When looking at the history of Lamu, it is easy to think that the golden age from the 17th to 19th century was an isolated event. But the island was founded in the 12th century, and for centuries the region became a melting pot of culture, art and trade. For this reason, it is easy to see why Lamu (or Amu, as it is called by locals) was originally called Kiwa Ndeo, or the Vain Island. 


                                   FAMOUS LAMU  DHOW EYE 

    The eastern coastline benefited from the convergence of multiple cultures—including those from the Arabian Peninsula, China, India and South-East Asia. In fact, there are multiple accounts of the Chinese settling in this region after Admiral Zheng He’s fleet sunk near the island in 1415.


                                            ADMIRAL ZHENG


                                       LAMU DHOW ART PIECE

   Lamu enjoyed a peaceful period under the governance of the Yumbe council of elders, which inspired introspection and the production of many great works of art and poetry. Women writers achieved a high status in Lamu, including Mwana Kupona with her poem “Advice on the Wifely Duty,” and the Lamu waterfront became a bustling place of trade in cereal. 


                               LAMU ROOFING ARCHITECTURE 

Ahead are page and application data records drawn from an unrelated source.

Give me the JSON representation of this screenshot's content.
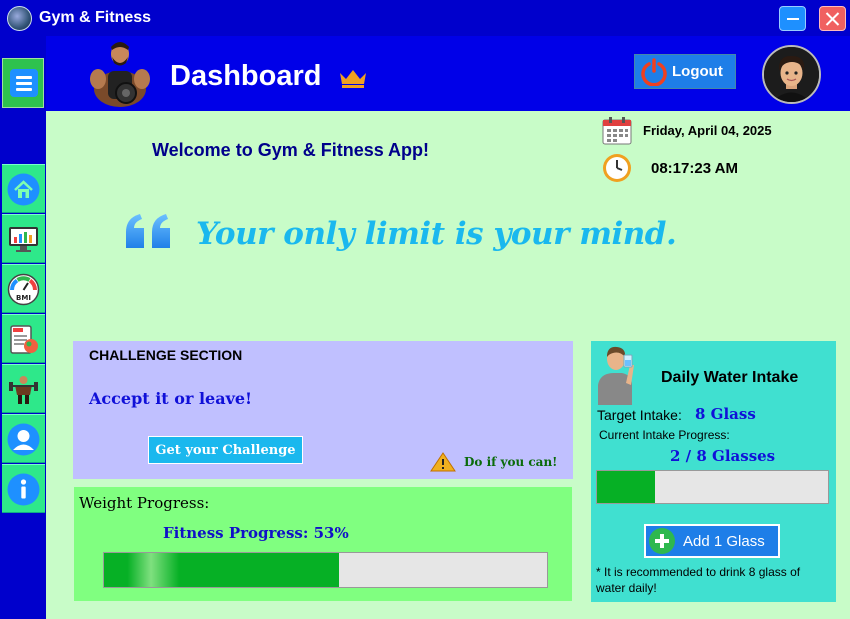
{
  "window": {
    "title": "Gym & Fitness"
  },
  "header": {
    "title": "Dashboard",
    "logout_label": "Logout"
  },
  "sidebar": {
    "items": [
      {
        "name": "home",
        "icon": "home-icon"
      },
      {
        "name": "dashboard-stats",
        "icon": "monitor-chart-icon"
      },
      {
        "name": "bmi",
        "icon": "bmi-gauge-icon"
      },
      {
        "name": "diet",
        "icon": "diet-plan-icon"
      },
      {
        "name": "workout",
        "icon": "bodybuilder-icon"
      },
      {
        "name": "profile",
        "icon": "user-icon"
      },
      {
        "name": "about",
        "icon": "info-icon"
      }
    ]
  },
  "main": {
    "welcome": "Welcome to Gym & Fitness App!",
    "date": "Friday, April 04, 2025",
    "time": "08:17:23 AM",
    "quote": "Your only limit is your mind."
  },
  "challenge": {
    "title": "CHALLENGE SECTION",
    "subtitle": "Accept it or leave!",
    "button_label": "Get your Challenge",
    "warning": "Do if you can!"
  },
  "weight": {
    "title": "Weight Progress:",
    "progress_label": "Fitness Progress: 53%",
    "progress": 0.53
  },
  "water": {
    "title": "Daily Water Intake",
    "target_label": "Target Intake:",
    "target_value": "8 Glass",
    "current_label": "Current Intake Progress:",
    "glasses_text": "2 / 8 Glasses",
    "progress": 0.25,
    "add_label": "Add 1 Glass",
    "note": "* It is recommended to drink 8 glass of water daily!"
  },
  "colors": {
    "titlebar": "#0000cc",
    "header": "#0000e8",
    "main_bg": "#c8fcc8",
    "quote": "#1ab8ee",
    "challenge_bg": "#c0c0ff",
    "weight_bg": "#80ff80",
    "water_bg": "#40e0d0",
    "progress_fill": "#06b025"
  }
}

 Also in the Lamu Archipelago is Pate Island, which found its golden age in the 18th century. Architects created some of the most intricate plaster buildings and homes, distinct with both Arab and Asian influences. Artisans crafted extravagant jewelry and fine woven silk clothing, while woodworkers produced elaborate carved and inlaid chairs. They also created instruments such as the Siwa, a side-blown horn which can still be seen in the Lamu museum today. 

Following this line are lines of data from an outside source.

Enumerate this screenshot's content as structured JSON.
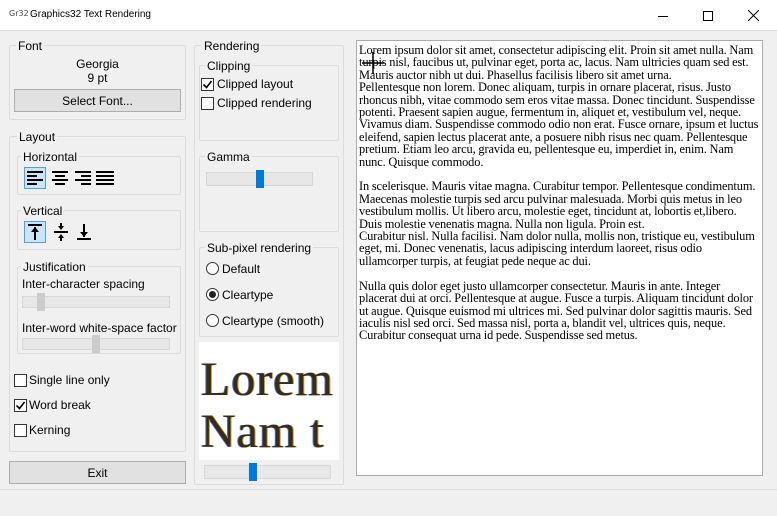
{
  "window": {
    "app_icon": "Gr32",
    "title": "Graphics32 Text Rendering"
  },
  "font": {
    "group_label": "Font",
    "name": "Georgia",
    "size": "9 pt",
    "select_button": "Select Font..."
  },
  "layout": {
    "group_label": "Layout",
    "horizontal_label": "Horizontal",
    "horizontal_options": [
      "align-left-icon",
      "align-center-icon",
      "align-right-icon",
      "align-justify-icon"
    ],
    "horizontal_selected": "align-left-icon",
    "vertical_label": "Vertical",
    "vertical_options": [
      "align-top-icon",
      "align-middle-icon",
      "align-bottom-icon"
    ],
    "vertical_selected": "align-top-icon",
    "justification_label": "Justification",
    "inter_char_label": "Inter-character spacing",
    "inter_char_value": 0.1,
    "inter_word_label": "Inter-word white-space factor",
    "inter_word_value": 0.5
  },
  "options": {
    "single_line": {
      "label": "Single line only",
      "checked": false
    },
    "word_break": {
      "label": "Word break",
      "checked": true
    },
    "kerning": {
      "label": "Kerning",
      "checked": false
    }
  },
  "exit_button": "Exit",
  "rendering": {
    "group_label": "Rendering",
    "clipping_label": "Clipping",
    "clipped_layout": {
      "label": "Clipped layout",
      "checked": true
    },
    "clipped_rendering": {
      "label": "Clipped rendering",
      "checked": false
    },
    "gamma_label": "Gamma",
    "gamma_value": 0.5,
    "subpixel_label": "Sub-pixel rendering",
    "subpixel_options": [
      "Default",
      "Cleartype",
      "Cleartype (smooth)"
    ],
    "subpixel_selected": "Cleartype",
    "preview_lines": [
      "Lorem",
      "Nam t"
    ],
    "preview_zoom": 0.38
  },
  "memo": {
    "paragraphs": [
      "Lorem ipsum dolor sit amet, consectetur adipiscing elit. Proin sit amet nulla. Nam turpis nisl, faucibus ut, pulvinar eget, porta ac, lacus. Nam ultricies quam sed est. Mauris auctor nibh ut dui. Phasellus facilisis libero sit amet urna.\nPellentesque non lorem. Donec aliquam, turpis in ornare placerat, risus. Justo rhoncus nibh, vitae commodo sem eros vitae massa. Donec tincidunt. Suspendisse potenti. Praesent sapien augue, fermentum in, aliquet et, vestibulum vel, neque. Vivamus diam. Suspendisse commodo odio non erat. Fusce ornare, ipsum et luctus eleifend, sapien lectus placerat ante, a posuere nibh risus nec quam. Pellentesque pretium. Etiam leo arcu, gravida eu, pellentesque eu, imperdiet in, enim. Nam nunc. Quisque commodo.",
      "In scelerisque. Mauris vitae magna. Curabitur tempor. Pellentesque condimentum. Maecenas molestie turpis sed arcu pulvinar malesuada. Morbi quis metus in leo vestibulum mollis. Ut libero arcu, molestie eget, tincidunt at, lobortis et,libero. Duis molestie venenatis magna. Nulla non ligula. Proin est.\nCurabitur nisl. Nulla facilisi. Nam dolor nulla, mollis non, tristique eu, vestibulum eget, mi. Donec venenatis, lacus adipiscing interdum laoreet, risus odio ullamcorper turpis, at feugiat pede neque ac dui.",
      "Nulla quis dolor eget justo ullamcorper consectetur. Mauris in ante. Integer placerat dui at orci. Pellentesque at augue. Fusce a turpis. Aliquam tincidunt dolor ut augue. Quisque euismod mi ultrices mi. Sed pulvinar dolor sagittis mauris. Sed iaculis nisl sed orci. Sed massa nisl, porta a, blandit vel, ultrices quis, neque. Curabitur consequat urna id pede. Suspendisse sed metus."
    ]
  }
}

     Lamu’s distinct heritage of culture and art continues today, with Swahili tables, chairs, boats and beds covered in unique ornate patterns. The region has hosted major Muslim festivals since the 19th century, including the annual Maulid Festival and the Lamu Cultural Festival. The National Museum of Kenya offers training programs that preserve the art of Swahili craft even to this day.

                  ANTIQUE WOODEN TRUNK  


                        LAMU CHAIRS BY LAMU ARTISANS

Lamu’s Current Culture 

Today, Lamu is characterized by a labyrinth of narrow urban streets lined with buildings that date back to the 17th century. Swahili, Arabic, Persian, Indian and European inspired architecture make Lamu a cultural hub—perfect for tourists with a keen eye for diversity. The seclusion of archipelago and absence of cars also makes for a peaceful, almost nostalgic experience. 


Today motorbikes are replacing donkeys fast as the preferred mode of transport in Lamu island. For centuries, Lamu’s charm brought about by its serene life, shielded away from modernity that has given visitors a taste of the ancient times. Local shops are always selling antiques, paintings, and traditional Swahili crafted furniture. In evenings, bask in the beautiful sunset while setting sail on a traditional dhow in the Indian Ocean. 

                                                             DONKEY RIDE

                   DHOW RIDE

Another draw of Lamu Old Town is the diverse foods. Delicious Swahili seafood seasoned with local spices make Lamu one of the best places in eastern Kenya for culinary delights. Many other cultures influence the dishes here—including Indian, Arabian and Portugeuse.


After dinner, Sheila Village is the perfect getaway from the more tourist-heavy Lamu Old town, and is only a fifteen minute boat ride from the main island. Or, if you’re interested in more culture, take a thirty minute boat ride to Manda Island to see the Takwa Ruins—an important trading hub in the 15th and 16th centuries. 



                    LAMU SUNSET


Los Angeles, California.

Images by Sebastian Wanzala for Blkburdgenes.